Guitar companies tread a fine line when designing a single cutaway guitar. One certain company pretty much cornered the market with a design dating back to the early 50s, and anything you try to do will either come off as trying too hard to do something different to that instrument, or will just look like a mere copy. Washburn have attempted to find the middle ground with the WIN STD, part of their Idol series. Its outline is a little more squared off than that other instrument, and there are plenty of other cosmetic touches that make sure you know it’s a Washburn, but there are enough echoes of what came before that the guitar feels like it has a bit of that history flowing through it too.
The Washburn WIN STD features a mahogany body with a maple cap, but by its very nature it’s not a particularly thick slab of maple. In fact, the guitar itself is very thin and light, one huge point of contrast to that old design from the 50s. The set neck is also mahogany, with a rosewood fretboard carrying 22 frets. The scale length is a to-be-expected 24.75″ length, while the strings pass over a Tune-O-Matic bridge on their way to a stop tailpiece. At the other end there’s a NuBone nut and chrome die cast tuners which turn terrifically smoothly and are great at holding their tuning. The fretboard inlays are pearl ‘wings’ and the headstock inlay is borrowed from Washburn’s classic acoustic guitars. The electronics consist of a three way pickup selector switch and a volume and tone control for each pickup. Those pickups, by the way, are a pair of Duncan USM humbuckers – the Duncan being Seymour Duncan, and the USM being US Music Corp, the parent company of Washburn.
Not surprisingly, that tone is much more ‘SG’ than ‘LP.’ That makes total sense when you look at just how thin and light this guitar is. There’s a classic high end ‘chirp’ to the pick attack that a heavier mahogany/maple chunk of wood just wouldn’t be able to replicate, and which plays especially nicely with my Marshall DSL50. The bridge pickup has a little more character than the neck ‘bucker – it has plenty of bite and attack, whereas the neck sounds a little bit indistinct. A juicier-sounding neck pickup would really kick the WIN STD up a notch, but it’s already a fine little guitar in terms of both tonality and playability.

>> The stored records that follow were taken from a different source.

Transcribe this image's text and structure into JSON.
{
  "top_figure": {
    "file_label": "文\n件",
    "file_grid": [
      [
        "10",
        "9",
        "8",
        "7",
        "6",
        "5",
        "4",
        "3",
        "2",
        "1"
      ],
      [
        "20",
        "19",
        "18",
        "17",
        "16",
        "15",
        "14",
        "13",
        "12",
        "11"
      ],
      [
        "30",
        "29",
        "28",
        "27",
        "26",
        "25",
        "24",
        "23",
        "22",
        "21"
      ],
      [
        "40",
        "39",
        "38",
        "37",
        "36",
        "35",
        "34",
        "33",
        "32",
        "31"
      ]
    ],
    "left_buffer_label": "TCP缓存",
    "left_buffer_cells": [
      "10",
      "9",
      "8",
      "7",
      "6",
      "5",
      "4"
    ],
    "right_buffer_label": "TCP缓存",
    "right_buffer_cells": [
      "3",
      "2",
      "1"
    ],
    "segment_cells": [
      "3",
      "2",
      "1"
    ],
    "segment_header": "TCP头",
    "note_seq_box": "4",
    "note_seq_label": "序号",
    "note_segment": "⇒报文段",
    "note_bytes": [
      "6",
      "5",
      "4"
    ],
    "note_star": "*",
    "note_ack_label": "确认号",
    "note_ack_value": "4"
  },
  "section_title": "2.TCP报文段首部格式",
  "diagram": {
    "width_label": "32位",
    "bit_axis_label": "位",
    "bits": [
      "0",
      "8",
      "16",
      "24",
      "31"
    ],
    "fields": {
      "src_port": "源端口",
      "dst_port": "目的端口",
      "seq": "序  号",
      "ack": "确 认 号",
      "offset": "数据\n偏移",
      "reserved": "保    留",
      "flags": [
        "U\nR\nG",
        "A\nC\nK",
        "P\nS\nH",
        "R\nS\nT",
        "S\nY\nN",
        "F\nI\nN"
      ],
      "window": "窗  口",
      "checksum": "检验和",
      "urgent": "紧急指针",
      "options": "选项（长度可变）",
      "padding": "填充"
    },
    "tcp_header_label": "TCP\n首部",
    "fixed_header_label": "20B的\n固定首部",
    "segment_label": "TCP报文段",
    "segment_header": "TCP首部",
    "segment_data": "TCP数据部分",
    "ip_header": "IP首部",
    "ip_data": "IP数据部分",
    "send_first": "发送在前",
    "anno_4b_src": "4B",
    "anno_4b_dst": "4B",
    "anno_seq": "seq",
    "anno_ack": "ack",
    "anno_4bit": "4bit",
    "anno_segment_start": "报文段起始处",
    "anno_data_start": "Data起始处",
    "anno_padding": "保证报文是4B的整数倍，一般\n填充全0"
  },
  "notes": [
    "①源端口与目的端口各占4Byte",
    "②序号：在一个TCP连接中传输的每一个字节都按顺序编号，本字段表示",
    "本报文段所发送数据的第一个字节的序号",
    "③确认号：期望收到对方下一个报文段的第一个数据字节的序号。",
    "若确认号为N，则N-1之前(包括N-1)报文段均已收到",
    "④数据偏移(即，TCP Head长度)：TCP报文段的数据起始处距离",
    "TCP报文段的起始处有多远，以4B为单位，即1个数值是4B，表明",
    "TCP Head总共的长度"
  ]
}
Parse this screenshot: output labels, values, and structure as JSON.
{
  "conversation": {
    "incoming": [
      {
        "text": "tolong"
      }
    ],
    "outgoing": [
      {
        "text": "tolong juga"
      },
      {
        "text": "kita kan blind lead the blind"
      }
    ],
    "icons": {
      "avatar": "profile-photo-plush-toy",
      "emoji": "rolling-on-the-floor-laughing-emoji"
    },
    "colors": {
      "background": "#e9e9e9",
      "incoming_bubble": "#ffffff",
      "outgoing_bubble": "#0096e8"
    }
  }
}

The WIN STD manages to be its own instrument while hinting at its inspirations. The bridge pickup in particular sounds great, really taking advantage of the lighter, thinner body and its particular influence on the tone. And the tuners perform really well, which is one of those little things that counts so much. Replace that neck pickup with something with a bit more character to match the guitar and you’d really have something.